The process has been largely successful in preventing problems. Failure at this end can mean trouble at the export destination and a financial headache for the grower or shipper if those trees are rejected.
Exports of Christmas trees remain important to the state’s economy, and ODA is essential to those exports as inspectors check to make sure trees bound for other states and countries don’t carry unwanted pests or diseases. Phytosanitary certificates signed by the inspector give the trees a clean bill of health and clear the way for shipment. Inspecting and issuing certificates will be a daily chore over the next few weeks.
Whenever growers request an inspection, no matter date, time, location, or weather conditions, the ODA inspector responds as soon as possible.

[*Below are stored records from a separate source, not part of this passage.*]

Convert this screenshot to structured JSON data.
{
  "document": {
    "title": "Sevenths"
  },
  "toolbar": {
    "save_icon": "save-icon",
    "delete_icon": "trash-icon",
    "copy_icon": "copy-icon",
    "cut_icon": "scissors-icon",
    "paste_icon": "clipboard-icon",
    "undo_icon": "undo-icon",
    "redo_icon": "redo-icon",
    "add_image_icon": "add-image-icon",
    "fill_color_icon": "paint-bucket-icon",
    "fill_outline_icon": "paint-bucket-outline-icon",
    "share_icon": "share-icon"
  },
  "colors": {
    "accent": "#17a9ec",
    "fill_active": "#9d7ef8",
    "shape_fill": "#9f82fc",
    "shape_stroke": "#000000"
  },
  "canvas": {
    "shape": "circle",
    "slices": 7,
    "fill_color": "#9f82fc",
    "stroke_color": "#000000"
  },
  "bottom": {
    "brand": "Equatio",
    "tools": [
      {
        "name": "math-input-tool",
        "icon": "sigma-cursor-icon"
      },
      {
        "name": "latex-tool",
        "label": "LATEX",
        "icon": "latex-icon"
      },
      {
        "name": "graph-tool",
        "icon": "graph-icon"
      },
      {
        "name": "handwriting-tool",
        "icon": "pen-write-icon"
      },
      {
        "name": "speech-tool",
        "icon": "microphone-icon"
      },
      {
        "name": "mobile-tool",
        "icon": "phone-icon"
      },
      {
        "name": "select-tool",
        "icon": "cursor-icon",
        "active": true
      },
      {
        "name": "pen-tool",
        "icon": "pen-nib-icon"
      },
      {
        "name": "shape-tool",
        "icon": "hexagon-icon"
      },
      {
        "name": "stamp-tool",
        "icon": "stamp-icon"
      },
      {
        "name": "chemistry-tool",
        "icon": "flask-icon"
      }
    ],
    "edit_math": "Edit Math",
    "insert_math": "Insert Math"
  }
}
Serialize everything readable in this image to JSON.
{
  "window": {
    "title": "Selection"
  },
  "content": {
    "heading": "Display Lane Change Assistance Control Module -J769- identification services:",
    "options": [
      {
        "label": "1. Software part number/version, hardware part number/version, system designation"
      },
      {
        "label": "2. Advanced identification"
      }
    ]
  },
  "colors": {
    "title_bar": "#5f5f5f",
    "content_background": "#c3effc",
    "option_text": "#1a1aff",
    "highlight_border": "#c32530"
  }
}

Many of the trees currently being inspected and readied for shipment will end up in overseas retail stores, on display by Thanksgiving. Some trees head for US military bases around the globe. Export shipments inspected and cleared by ODA last year included 28 to Singapore, 23 to Hong Kong, 14 to Canada, 7 to Japan, 4 to the United Arab Emirates, 3 to the Philippines, 2 to Vietnam, and 1 each to China, Korea, and Palau. But Mexico continues to be responsible for 95 percent of the exported Christmas trees from Oregon, last year with 1,675 shipments.
The movement of Oregon Christmas trees to export markets is more complicated this year because of the presence of Douglas-fir twig weevil. Mexico has a zero tolerance for the insect. Under an agreed-upon protocol, ODA will not certify trees from fields in which more than one live Douglas-fir twig weevil has been found during a 30-minute inspection period. This protocol allows ODA to certify Christmas trees during this unusual year of weevil activity while still meeting Mexico’s requirements.
A lot of what Brown and other inspectors are doing right now is cutting a twig from a cross-section of trees in the field, peeling back the bark, and visually looking for the weevil.
“Other than the Douglas-fir twig weevil, the export market and our job really hasn’t changed too much from a regulatory point of view,” says Brown.
In the past, some growers who ship to Mexico might simply send Noble firs instead of Douglas firs, thereby avoiding the specific pest in the first place. But a shortage of Noble firs – and Christmas trees in general – has resulted in more Douglas firs heading south, as long as they are weevil-free.
The tree shortage this year will result in higher prices. Harvest of Christmas trees can take anywhere from 7 to 10 years after planting. The cyclical supply and demand impact has led to fewer trees being planted in recent years after a previous oversupply of trees.
The latest Oregon Christmas tree survey conducted by the US Department of Agriculture’s National Agricultural Statistics Service (NASS) captured 2015 data. Over a five year period, the number of trees cut and sold was down 26 percent, at 4.7 million trees. The amount of acreage growing Christmas trees dropped 28 percent, at 41,223 acres compared to 2010 data. All indications are that the trend of fewer trees being harvested continues.
That probably means fewer trees heading to export markets this year. Still, ODA inspectors remain busy. It isn’t always about exports or even trees headed to Oregon’s top overall customer, neighboring California. Inspectors also look at Christmas trees that never leave the state.
Growers often request the expertise of ODA to identify problems in the field, even though there is no requirement for certification of trees that remain in Oregon. It’s just another way of maintaining the good reputation of high-quality Oregon Christmas trees.
"Oregon Christmas tree growers are known for shipping high quality, pest and disease-free trees," says Gary McAninch, who manages ODA’s Nursery and Christmas Tree programs and supervises the team of inspectors. "Our inspection and certification is part of the equation that maintains that reputation."